* **WHAT YOU ARE ASKED TO DO**: Search the records for "ICMS". Report every line where it occurs.

* **RECORDS FOR THIS TASK**:
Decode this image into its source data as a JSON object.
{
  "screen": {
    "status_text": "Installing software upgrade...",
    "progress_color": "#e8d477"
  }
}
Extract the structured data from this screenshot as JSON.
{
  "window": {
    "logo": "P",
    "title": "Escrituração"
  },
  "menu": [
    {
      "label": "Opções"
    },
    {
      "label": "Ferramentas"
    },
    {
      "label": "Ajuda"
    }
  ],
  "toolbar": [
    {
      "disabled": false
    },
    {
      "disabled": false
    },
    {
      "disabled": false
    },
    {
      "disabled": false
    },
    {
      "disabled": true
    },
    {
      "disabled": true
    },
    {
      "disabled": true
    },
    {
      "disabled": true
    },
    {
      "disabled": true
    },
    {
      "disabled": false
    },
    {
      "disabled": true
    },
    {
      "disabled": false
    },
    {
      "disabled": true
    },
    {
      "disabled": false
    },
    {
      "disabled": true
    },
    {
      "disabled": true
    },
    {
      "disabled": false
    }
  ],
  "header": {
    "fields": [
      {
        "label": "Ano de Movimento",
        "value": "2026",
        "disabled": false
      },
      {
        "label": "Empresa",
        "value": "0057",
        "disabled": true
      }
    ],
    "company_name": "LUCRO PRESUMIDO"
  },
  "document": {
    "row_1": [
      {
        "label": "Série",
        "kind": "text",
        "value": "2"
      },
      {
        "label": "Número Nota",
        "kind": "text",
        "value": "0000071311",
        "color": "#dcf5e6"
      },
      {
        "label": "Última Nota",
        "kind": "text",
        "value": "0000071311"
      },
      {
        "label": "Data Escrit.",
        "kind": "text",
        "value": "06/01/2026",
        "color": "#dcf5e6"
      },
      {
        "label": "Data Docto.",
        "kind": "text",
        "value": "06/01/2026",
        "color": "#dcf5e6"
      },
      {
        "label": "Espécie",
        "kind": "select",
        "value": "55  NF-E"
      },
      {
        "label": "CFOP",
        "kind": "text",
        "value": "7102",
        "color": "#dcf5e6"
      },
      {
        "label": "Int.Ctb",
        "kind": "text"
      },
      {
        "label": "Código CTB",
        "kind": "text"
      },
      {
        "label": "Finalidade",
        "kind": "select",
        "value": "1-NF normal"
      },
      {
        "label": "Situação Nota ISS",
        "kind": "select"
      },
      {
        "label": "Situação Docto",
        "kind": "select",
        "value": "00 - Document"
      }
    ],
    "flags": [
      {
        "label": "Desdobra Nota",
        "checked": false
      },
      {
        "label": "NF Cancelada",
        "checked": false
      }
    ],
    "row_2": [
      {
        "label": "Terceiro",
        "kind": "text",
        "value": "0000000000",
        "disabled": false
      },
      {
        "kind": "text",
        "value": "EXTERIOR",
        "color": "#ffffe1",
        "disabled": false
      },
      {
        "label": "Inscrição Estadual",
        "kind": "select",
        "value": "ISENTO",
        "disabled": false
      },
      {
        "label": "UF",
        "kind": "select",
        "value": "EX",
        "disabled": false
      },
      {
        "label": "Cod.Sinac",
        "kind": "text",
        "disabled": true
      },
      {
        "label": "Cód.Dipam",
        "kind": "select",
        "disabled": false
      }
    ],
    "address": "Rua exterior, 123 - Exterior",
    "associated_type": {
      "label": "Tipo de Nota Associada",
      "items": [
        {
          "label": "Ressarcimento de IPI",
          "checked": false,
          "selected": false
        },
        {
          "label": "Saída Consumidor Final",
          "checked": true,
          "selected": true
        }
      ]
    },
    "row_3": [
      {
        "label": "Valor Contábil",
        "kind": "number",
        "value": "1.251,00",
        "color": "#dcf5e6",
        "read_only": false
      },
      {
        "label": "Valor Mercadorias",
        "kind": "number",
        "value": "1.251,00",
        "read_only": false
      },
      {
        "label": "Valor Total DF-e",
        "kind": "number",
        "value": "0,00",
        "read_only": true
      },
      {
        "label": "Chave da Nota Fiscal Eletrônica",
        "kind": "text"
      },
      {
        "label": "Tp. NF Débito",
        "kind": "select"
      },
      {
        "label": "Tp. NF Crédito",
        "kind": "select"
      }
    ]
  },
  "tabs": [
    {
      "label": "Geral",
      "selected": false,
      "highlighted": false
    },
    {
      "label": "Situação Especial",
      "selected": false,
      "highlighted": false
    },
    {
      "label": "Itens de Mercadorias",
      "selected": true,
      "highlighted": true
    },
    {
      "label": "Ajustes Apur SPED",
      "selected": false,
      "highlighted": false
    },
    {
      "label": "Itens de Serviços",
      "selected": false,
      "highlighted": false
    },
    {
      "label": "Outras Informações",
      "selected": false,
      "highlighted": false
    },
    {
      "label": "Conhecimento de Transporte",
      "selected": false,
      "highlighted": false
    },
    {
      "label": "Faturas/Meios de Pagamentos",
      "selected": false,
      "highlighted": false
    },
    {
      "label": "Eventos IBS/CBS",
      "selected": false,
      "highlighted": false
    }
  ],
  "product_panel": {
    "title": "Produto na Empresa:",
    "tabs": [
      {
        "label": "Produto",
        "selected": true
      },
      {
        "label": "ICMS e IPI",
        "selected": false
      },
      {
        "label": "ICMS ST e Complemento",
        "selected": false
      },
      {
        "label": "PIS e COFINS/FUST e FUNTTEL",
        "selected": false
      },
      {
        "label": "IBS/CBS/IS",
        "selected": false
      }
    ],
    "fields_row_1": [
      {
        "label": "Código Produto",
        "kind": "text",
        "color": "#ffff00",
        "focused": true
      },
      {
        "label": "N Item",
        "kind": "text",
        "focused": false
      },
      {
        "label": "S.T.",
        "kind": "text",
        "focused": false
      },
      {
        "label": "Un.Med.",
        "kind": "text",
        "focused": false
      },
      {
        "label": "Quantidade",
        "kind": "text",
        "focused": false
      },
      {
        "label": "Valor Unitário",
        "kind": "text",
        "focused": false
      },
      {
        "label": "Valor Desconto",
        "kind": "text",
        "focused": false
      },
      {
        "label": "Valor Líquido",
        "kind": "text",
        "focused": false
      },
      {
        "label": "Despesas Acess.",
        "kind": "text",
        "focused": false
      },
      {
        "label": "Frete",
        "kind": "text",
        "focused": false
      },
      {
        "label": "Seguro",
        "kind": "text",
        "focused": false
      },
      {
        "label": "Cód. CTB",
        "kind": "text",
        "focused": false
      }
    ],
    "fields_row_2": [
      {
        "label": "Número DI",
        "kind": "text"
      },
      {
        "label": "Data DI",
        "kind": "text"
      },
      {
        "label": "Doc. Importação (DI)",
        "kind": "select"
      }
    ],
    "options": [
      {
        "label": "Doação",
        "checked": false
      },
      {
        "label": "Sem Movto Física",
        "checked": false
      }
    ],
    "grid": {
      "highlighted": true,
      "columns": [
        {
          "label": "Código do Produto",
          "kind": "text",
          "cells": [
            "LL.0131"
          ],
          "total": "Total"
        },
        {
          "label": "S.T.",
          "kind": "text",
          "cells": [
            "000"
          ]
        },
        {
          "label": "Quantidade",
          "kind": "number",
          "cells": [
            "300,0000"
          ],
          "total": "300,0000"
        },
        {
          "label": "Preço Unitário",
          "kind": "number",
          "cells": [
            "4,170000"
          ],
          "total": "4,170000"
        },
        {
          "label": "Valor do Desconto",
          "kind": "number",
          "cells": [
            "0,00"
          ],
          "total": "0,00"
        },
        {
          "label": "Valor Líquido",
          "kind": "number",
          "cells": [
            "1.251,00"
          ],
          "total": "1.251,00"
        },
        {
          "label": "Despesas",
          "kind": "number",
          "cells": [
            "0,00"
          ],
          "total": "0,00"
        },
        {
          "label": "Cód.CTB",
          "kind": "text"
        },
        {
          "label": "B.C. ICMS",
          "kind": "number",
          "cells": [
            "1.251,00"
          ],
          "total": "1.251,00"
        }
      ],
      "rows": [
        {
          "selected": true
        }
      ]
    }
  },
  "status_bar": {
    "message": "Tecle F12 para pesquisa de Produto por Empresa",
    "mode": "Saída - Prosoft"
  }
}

* **SOLUTION TO THE EXERCISE**:
        "label": "ICMS e IPI",
        "label": "ICMS ST e Complemento",
          "label": "B.C. ICMS",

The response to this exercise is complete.